Study material »
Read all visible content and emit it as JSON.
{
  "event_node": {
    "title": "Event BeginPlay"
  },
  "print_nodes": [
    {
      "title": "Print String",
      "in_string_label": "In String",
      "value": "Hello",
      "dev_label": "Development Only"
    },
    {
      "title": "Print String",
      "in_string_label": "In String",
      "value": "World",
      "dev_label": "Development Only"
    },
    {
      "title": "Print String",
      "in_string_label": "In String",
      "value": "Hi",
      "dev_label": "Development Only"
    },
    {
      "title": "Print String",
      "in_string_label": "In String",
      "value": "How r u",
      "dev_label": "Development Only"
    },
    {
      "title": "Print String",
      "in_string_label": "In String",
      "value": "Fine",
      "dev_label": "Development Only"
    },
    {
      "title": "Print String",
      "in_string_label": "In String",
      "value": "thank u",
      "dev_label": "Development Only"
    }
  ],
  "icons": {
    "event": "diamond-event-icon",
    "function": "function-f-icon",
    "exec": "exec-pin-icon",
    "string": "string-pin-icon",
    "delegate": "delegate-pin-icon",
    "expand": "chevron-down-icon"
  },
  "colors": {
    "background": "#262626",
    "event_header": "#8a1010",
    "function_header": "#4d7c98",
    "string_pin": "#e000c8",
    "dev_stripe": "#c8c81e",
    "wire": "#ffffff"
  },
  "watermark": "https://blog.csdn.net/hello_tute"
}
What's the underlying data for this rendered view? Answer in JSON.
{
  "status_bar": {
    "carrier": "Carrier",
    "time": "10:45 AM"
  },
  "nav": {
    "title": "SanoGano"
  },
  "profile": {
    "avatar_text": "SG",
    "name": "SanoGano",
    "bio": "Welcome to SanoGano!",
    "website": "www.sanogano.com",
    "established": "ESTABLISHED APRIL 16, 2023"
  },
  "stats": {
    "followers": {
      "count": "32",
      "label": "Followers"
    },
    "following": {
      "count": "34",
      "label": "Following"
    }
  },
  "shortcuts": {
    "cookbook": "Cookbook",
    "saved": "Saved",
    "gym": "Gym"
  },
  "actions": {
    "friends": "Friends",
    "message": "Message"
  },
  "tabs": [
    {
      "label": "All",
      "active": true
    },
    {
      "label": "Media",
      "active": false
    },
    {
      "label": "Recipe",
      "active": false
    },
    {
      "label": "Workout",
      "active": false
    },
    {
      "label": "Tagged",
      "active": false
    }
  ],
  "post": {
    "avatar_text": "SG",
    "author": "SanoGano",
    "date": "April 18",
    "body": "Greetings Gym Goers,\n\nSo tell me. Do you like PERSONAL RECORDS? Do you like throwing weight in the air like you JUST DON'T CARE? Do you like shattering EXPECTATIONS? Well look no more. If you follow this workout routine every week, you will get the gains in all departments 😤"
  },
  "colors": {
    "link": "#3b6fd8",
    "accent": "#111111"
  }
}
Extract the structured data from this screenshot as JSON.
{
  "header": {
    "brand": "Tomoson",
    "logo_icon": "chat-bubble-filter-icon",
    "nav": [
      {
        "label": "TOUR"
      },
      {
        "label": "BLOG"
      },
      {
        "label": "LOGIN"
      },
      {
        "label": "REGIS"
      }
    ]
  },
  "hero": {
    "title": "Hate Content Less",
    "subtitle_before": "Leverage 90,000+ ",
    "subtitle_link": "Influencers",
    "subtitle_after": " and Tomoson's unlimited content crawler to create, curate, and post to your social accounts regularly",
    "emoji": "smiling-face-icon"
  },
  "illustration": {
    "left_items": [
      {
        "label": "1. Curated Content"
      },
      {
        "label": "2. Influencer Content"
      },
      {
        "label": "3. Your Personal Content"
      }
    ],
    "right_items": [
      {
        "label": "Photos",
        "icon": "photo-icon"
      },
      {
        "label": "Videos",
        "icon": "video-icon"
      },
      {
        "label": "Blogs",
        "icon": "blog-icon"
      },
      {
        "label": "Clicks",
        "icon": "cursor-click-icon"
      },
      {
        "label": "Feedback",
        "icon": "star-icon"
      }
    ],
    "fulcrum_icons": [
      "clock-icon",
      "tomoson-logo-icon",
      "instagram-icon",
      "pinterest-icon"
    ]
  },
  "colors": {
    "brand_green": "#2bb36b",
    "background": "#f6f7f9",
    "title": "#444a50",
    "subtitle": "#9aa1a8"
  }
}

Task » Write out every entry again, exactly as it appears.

The completed task »
Read all visible content and emit it as JSON.
{
  "event_node": {
    "title": "Event BeginPlay"
  },
  "print_nodes": [
    {
      "title": "Print String",
      "in_string_label": "In String",
      "value": "Hello",
      "dev_label": "Development Only"
    },
    {
      "title": "Print String",
      "in_string_label": "In String",
      "value": "World",
      "dev_label": "Development Only"
    },
    {
      "title": "Print String",
      "in_string_label": "In String",
      "value": "Hi",
      "dev_label": "Development Only"
    },
    {
      "title": "Print String",
      "in_string_label": "In String",
      "value": "How r u",
      "dev_label": "Development Only"
    },
    {
      "title": "Print String",
      "in_string_label": "In String",
      "value": "Fine",
      "dev_label": "Development Only"
    },
    {
      "title": "Print String",
      "in_string_label": "In String",
      "value": "thank u",
      "dev_label": "Development Only"
    }
  ],
  "icons": {
    "event": "diamond-event-icon",
    "function": "function-f-icon",
    "exec": "exec-pin-icon",
    "string": "string-pin-icon",
    "delegate": "delegate-pin-icon",
    "expand": "chevron-down-icon"
  },
  "colors": {
    "background": "#262626",
    "event_header": "#8a1010",
    "function_header": "#4d7c98",
    "string_pin": "#e000c8",
    "dev_stripe": "#c8c81e",
    "wire": "#ffffff"
  },
  "watermark": "https://blog.csdn.net/hello_tute"
}
What's the underlying data for this rendered view? Answer in JSON.
{
  "status_bar": {
    "carrier": "Carrier",
    "time": "10:45 AM"
  },
  "nav": {
    "title": "SanoGano"
  },
  "profile": {
    "avatar_text": "SG",
    "name": "SanoGano",
    "bio": "Welcome to SanoGano!",
    "website": "www.sanogano.com",
    "established": "ESTABLISHED APRIL 16, 2023"
  },
  "stats": {
    "followers": {
      "count": "32",
      "label": "Followers"
    },
    "following": {
      "count": "34",
      "label": "Following"
    }
  },
  "shortcuts": {
    "cookbook": "Cookbook",
    "saved": "Saved",
    "gym": "Gym"
  },
  "actions": {
    "friends": "Friends",
    "message": "Message"
  },
  "tabs": [
    {
      "label": "All",
      "active": true
    },
    {
      "label": "Media",
      "active": false
    },
    {
      "label": "Recipe",
      "active": false
    },
    {
      "label": "Workout",
      "active": false
    },
    {
      "label": "Tagged",
      "active": false
    }
  ],
  "post": {
    "avatar_text": "SG",
    "author": "SanoGano",
    "date": "April 18",
    "body": "Greetings Gym Goers,\n\nSo tell me. Do you like PERSONAL RECORDS? Do you like throwing weight in the air like you JUST DON'T CARE? Do you like shattering EXPECTATIONS? Well look no more. If you follow this workout routine every week, you will get the gains in all departments 😤"
  },
  "colors": {
    "link": "#3b6fd8",
    "accent": "#111111"
  }
}
Extract the structured data from this screenshot as JSON.
{
  "header": {
    "brand": "Tomoson",
    "logo_icon": "chat-bubble-filter-icon",
    "nav": [
      {
        "label": "TOUR"
      },
      {
        "label": "BLOG"
      },
      {
        "label": "LOGIN"
      },
      {
        "label": "REGIS"
      }
    ]
  },
  "hero": {
    "title": "Hate Content Less",
    "subtitle_before": "Leverage 90,000+ ",
    "subtitle_link": "Influencers",
    "subtitle_after": " and Tomoson's unlimited content crawler to create, curate, and post to your social accounts regularly",
    "emoji": "smiling-face-icon"
  },
  "illustration": {
    "left_items": [
      {
        "label": "1. Curated Content"
      },
      {
        "label": "2. Influencer Content"
      },
      {
        "label": "3. Your Personal Content"
      }
    ],
    "right_items": [
      {
        "label": "Photos",
        "icon": "photo-icon"
      },
      {
        "label": "Videos",
        "icon": "video-icon"
      },
      {
        "label": "Blogs",
        "icon": "blog-icon"
      },
      {
        "label": "Clicks",
        "icon": "cursor-click-icon"
      },
      {
        "label": "Feedback",
        "icon": "star-icon"
      }
    ],
    "fulcrum_icons": [
      "clock-icon",
      "tomoson-logo-icon",
      "instagram-icon",
      "pinterest-icon"
    ]
  },
  "colors": {
    "brand_green": "#2bb36b",
    "background": "#f6f7f9",
    "title": "#444a50",
    "subtitle": "#9aa1a8"
  }
}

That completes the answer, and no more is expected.